Cricket was introduced in The Gambia in the early 1927 by the British.
“During those days, the colonial masters would organise a 3-day inter-colonial cricket tournament for schools in Banjul and students were given half days at school on Thursdays and Fridays to attend the matches in their uniforms,” recalls George Gomez, a former cricketer and national team footballer.
“I remember an exciting match The Gambia played against Sierra Leone. The whole of McCarthy Square was brought to their feet. Excitement turned to anxiety and tension as we waited for Bola Mahoney to score the first century in Gambia. It was excitement all the way with cheers from all corners of the square as he hit the ball to four and six rapidly moving from zero to 90.”
By 1964 as the British left, some Gambians in Banjul took it upon themselves to keep the game alive. The likes of the late Sheriff Sanneh and Oremi Abrahams were actively cricketing at the McCarthy square and drawing large crowds. Then some of them died, others aged and retired, and the game started dying.
The first generation of Gambian cricketers include Ebou Taal, Dandeh Njie, Abdoulie Conteh, Tim Jagne, Abdoulie Kah and Bola Mahoney. They were all going to school while playing the game.
In 1988, a generation of cricketers and love for cricket emerged. Chucha Sambou, Modou Lamin Fofana, William Smart, Johnny Gomez, Alfred Crooks, Melvin Cates, Burama Fatajo, Pierre Sanyang, Mosses Njie formed part of the second Gambia National Cricket team.
During that year, The Gambian team travelled to Ghana and beat Ghanaians for the first time.
“I still remember that day. We all felt so great beating Ghana,” recalls Johnny Gomez, a former national team cricketer and now President of The Gambia Cricket Association.
“When we returned from Ghana, we started forming cricket clubs and also introducing it to the schools.”
In 1998, The Gambia started hosting International Cricket matches. Players then started experiencing international exposures.
David Prince Johnson, a former Captain of national team played in the traditional quadrangular tournament for West Africa. The tourney has been staged for over twenty years featuring Ghana, Sierra Leone, Nigeria and The Gambia. It was held in 2002 Nigeria, 2003 in Ghana, 2004 in The Gambia, and 2005 in Sierra Leone.
David retired in 2014 and he now serves as a trainer for the female national cricket team.

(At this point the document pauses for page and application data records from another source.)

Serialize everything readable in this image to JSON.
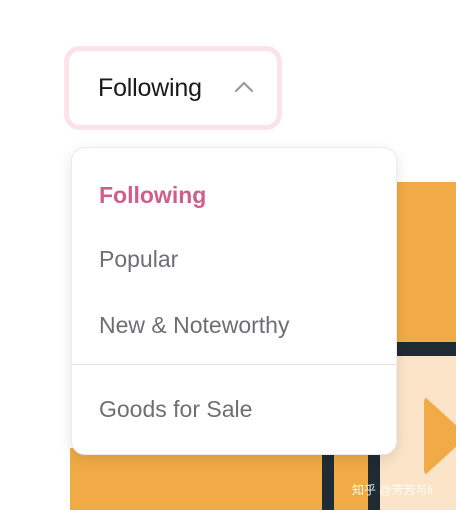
{
  "dropdown": {
    "selected": "Following",
    "items": [
      {
        "label": "Following",
        "active": true
      },
      {
        "label": "Popular",
        "active": false
      },
      {
        "label": "New & Noteworthy",
        "active": false
      },
      {
        "label": "Goods for Sale",
        "active": false
      }
    ]
  },
  "watermark": "知乎 @芳芳与li",
  "colors": {
    "active_item": "#cf5e88",
    "inactive_item": "#6e6e73",
    "trigger_ring": "#fbe3e8",
    "artwork_orange": "#f0ab46",
    "artwork_dark": "#1f2c33",
    "artwork_cream": "#fbe4c7"
  },
  "icons": {
    "trigger_chevron": "chevron-up-icon",
    "artwork_play": "play-icon"
  }
}
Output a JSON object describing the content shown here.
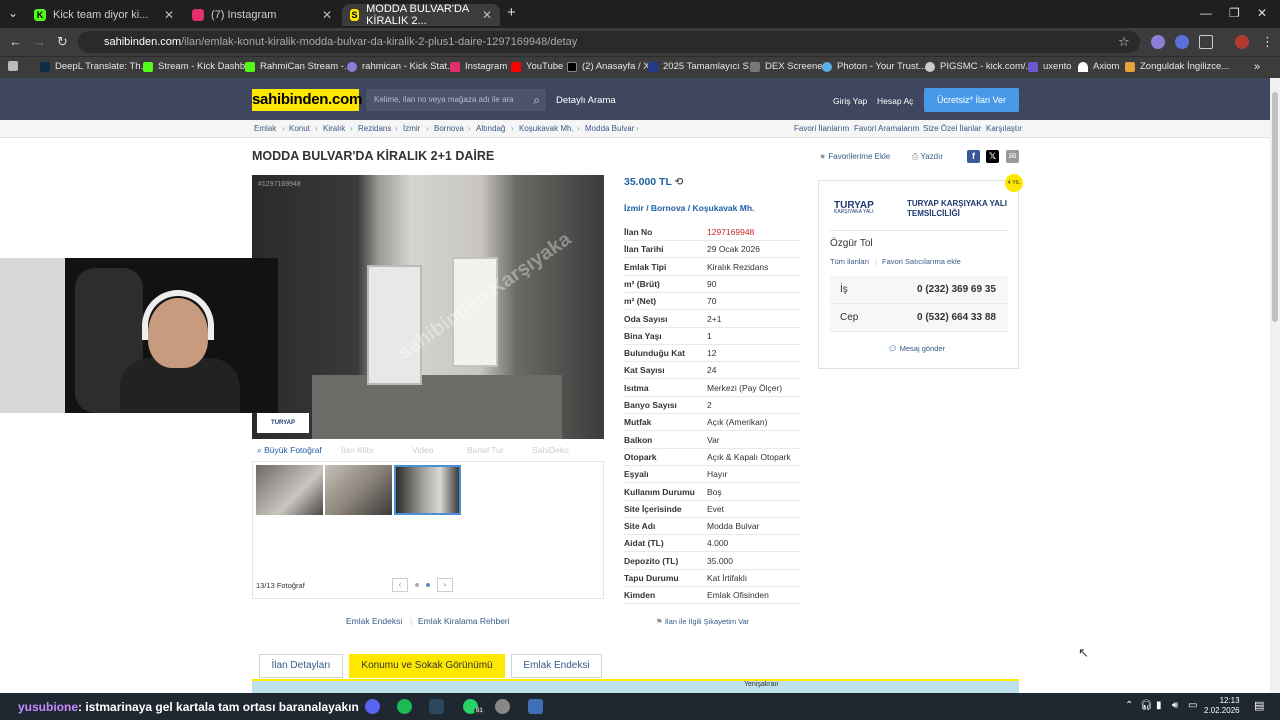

He recalls that “playing Cricket during our time was so much fun.”
David was also a stylish right-hander in both batting and bowling and has played in the International Cricket Council (ICC) tournament held in South Africa in March 2004 and the ICC World division two league for Africa also held in Benoni, South Africa, in April 2006. He was part of the Gambian team that took part in the North-West Africa cricket tournament held in The Gambia in May this year, in which the Gambia lost to Ghana in the Semi-finals.

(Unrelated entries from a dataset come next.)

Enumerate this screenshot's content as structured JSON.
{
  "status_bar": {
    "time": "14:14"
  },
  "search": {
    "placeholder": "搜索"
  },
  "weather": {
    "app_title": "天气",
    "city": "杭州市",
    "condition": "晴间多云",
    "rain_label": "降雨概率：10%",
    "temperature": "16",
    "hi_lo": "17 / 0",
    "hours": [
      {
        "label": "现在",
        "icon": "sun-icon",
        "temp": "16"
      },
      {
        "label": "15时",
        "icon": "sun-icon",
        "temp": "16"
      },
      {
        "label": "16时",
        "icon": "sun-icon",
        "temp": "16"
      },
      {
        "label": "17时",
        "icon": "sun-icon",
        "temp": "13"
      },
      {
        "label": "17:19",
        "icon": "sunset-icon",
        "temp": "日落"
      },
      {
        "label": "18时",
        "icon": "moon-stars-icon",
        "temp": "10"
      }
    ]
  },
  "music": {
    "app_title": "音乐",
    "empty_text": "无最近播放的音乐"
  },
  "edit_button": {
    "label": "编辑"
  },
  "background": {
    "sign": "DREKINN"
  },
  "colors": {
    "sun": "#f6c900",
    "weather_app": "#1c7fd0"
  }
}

“My father was a Cricketer. Everyone in my family loves cricket. So, I’ll say I was born in a cricket family. Growing up in Banjul, we use to go round the houses to cut down coconut steps that we used as bats and pick milk tins as balls to play cricket,” he says.
Cricket has since collapsed though there are efforts to revive it.
“Yes, it is true that cricket is not popular in The Gambia like before. This is because results are not coming and Gambians need good results. So we need to work harder as a nation to build strong national teams,” says David.
However, since changing its status from an affiliate to associate member of the International Cricket Association, The Gambia is now ranked tenth position out of twenty-two cricket nations on the continent. This development came following successful implementation of grass roots programs by The Gambia Cricket Association in 2018.